Liechtenstein precedent

The affair has soured relations between Germany and its Alpine neighbor, which sees the purchasing of the disc as another attack on its cherished banking secrecy.

"Here we have a new form of bank robbery," Swiss lawmaker Pirmin Bischof told Germany's Deutschlandfunk radio. "Before, you had to go to the bank and get hold of the money with a weapon. Today you can do it electronically by stealing data.”

But Schaeuble has said that the government would be legally justified in buying the stolen data. Chancellor Angela Merkel said on Monday she was in favor of acquiring the CD.

"In principle, the decision was made two years ago," Schaeuble told the Augsburger Allgemeine newspaper, referring to a similar case in 2007, when the government handed over as much as five million euros for stolen tax data from Liechtenstein.

Party divided

Controversy over the CD has led to a row developing within Merkel’s Christian Democratic Party (CDU). The party's economic affairs council has spoken out against the move.

Angela Merkel
Merkel wants to be tough on tax evadersImage: picture alliance/dpa

"The state is obliged to use all legal means to arrest the man who has stolen the data," council chairman Kurt Lauk told Tuesday's edition of the Koelner Stadt-Anzeiger newspaper.

The deputy leader of the CDU's parliamentary faction, Guenter Krings, urged his superiors to proceed with caution. "It would be good if we got the data and could get at those tax evaders," he told the Koelner Stadt-Anzeiger.

But Krings insisted that to cooperate with criminals should remain an absolute exception. "If we start setting this example, there is a huge risk that criminals double their money."

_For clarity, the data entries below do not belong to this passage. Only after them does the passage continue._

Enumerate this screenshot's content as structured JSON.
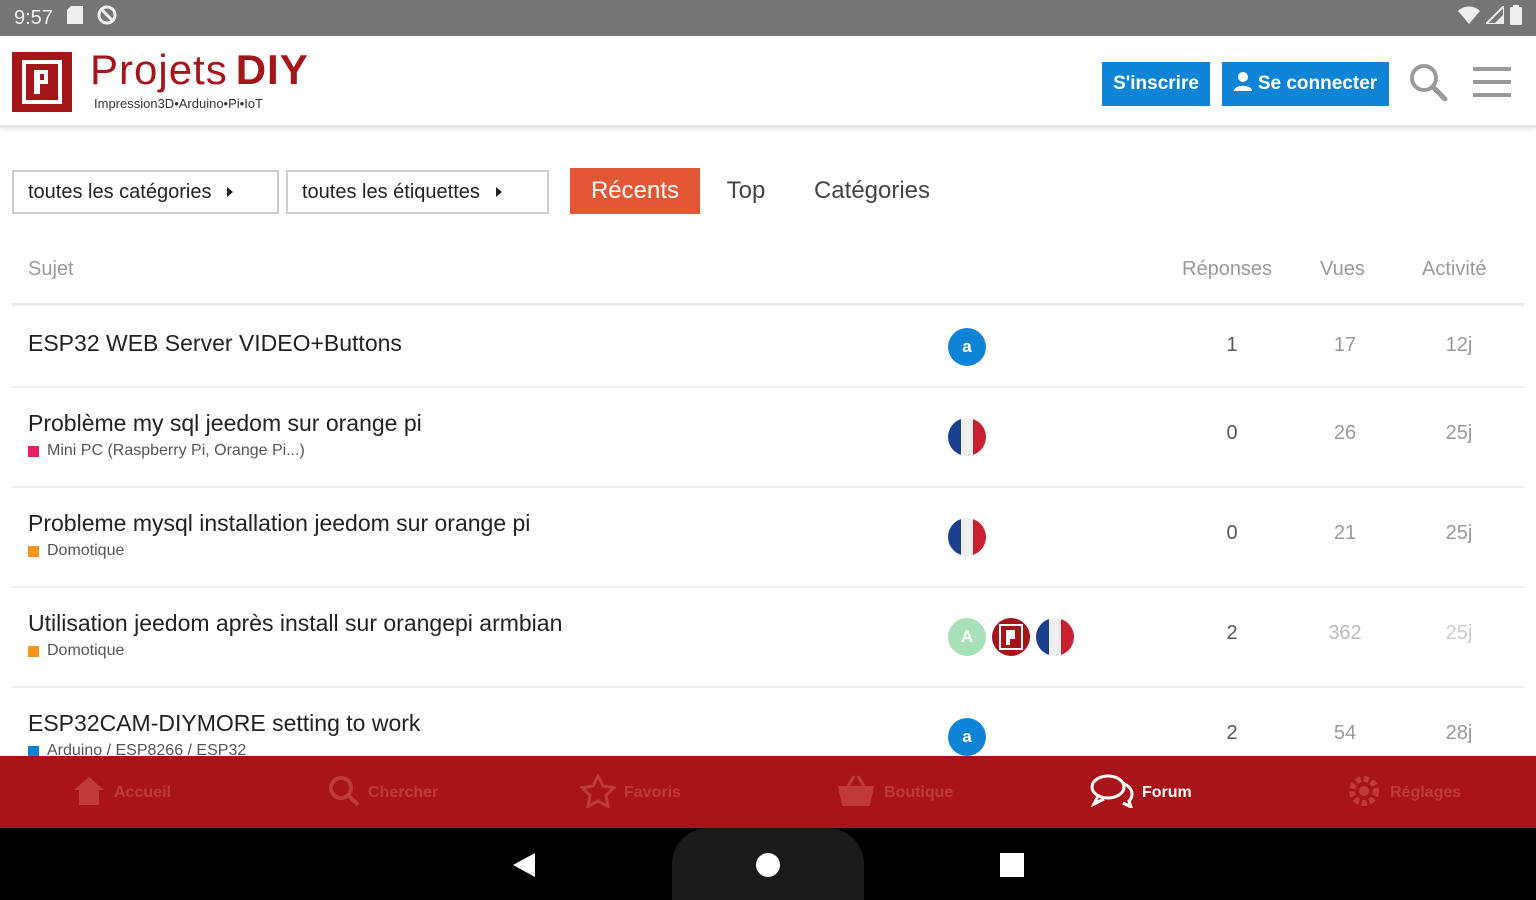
{
  "statusbar": {
    "time": "9:57"
  },
  "header": {
    "logo_title": "Projets",
    "logo_title_accent": "DIY",
    "logo_subtitle": "Impression3D•Arduino•Pi•IoT",
    "signup_label": "S'inscrire",
    "login_label": "Se connecter",
    "brand_color": "#a4161a",
    "button_color": "#0f83d6"
  },
  "filters": {
    "categories_label": "toutes les catégories",
    "tags_label": "toutes les étiquettes",
    "tabs": [
      {
        "label": "Récents",
        "active": true
      },
      {
        "label": "Top",
        "active": false
      },
      {
        "label": "Catégories",
        "active": false
      }
    ],
    "active_color": "#e45735"
  },
  "table": {
    "headers": {
      "subject": "Sujet",
      "replies": "Réponses",
      "views": "Vues",
      "activity": "Activité"
    },
    "rows": [
      {
        "title": "ESP32 WEB Server VIDEO+Buttons",
        "category": "",
        "category_color": "",
        "posters": [
          "a"
        ],
        "replies": "1",
        "views": "17",
        "activity": "12j"
      },
      {
        "title": "Problème my sql jeedom sur orange pi",
        "category": "Mini PC (Raspberry Pi, Orange Pi...)",
        "category_color": "#e91e63",
        "posters": [
          "flag"
        ],
        "replies": "0",
        "views": "26",
        "activity": "25j"
      },
      {
        "title": "Probleme mysql installation jeedom sur orange pi",
        "category": "Domotique",
        "category_color": "#f7941d",
        "posters": [
          "flag"
        ],
        "replies": "0",
        "views": "21",
        "activity": "25j"
      },
      {
        "title": "Utilisation jeedom après install sur orangepi armbian",
        "category": "Domotique",
        "category_color": "#f7941d",
        "posters": [
          "A",
          "logo",
          "flag"
        ],
        "replies": "2",
        "views": "362",
        "activity": "25j"
      },
      {
        "title": "ESP32CAM-DIYMORE setting to work",
        "category": "Arduino / ESP8266 / ESP32",
        "category_color": "#0f83d6",
        "posters": [
          "a"
        ],
        "replies": "2",
        "views": "54",
        "activity": "28j"
      }
    ]
  },
  "bottomnav": {
    "items": [
      {
        "label": "Accueil",
        "icon": "home-icon"
      },
      {
        "label": "Chercher",
        "icon": "search-icon"
      },
      {
        "label": "Favoris",
        "icon": "star-icon"
      },
      {
        "label": "Boutique",
        "icon": "bag-icon"
      },
      {
        "label": "Forum",
        "icon": "forum-icon",
        "active": true
      },
      {
        "label": "Réglages",
        "icon": "gear-icon"
      }
    ],
    "bg_color": "#a8141a"
  }
}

Siegfried Kauder, chairman of the German parliament's judiciary committee, and also a member of the CDU, advised against a deal. "We're sending data thieves a message: if you steal, we'll buy it off you," he said.

Editor: Rob Turner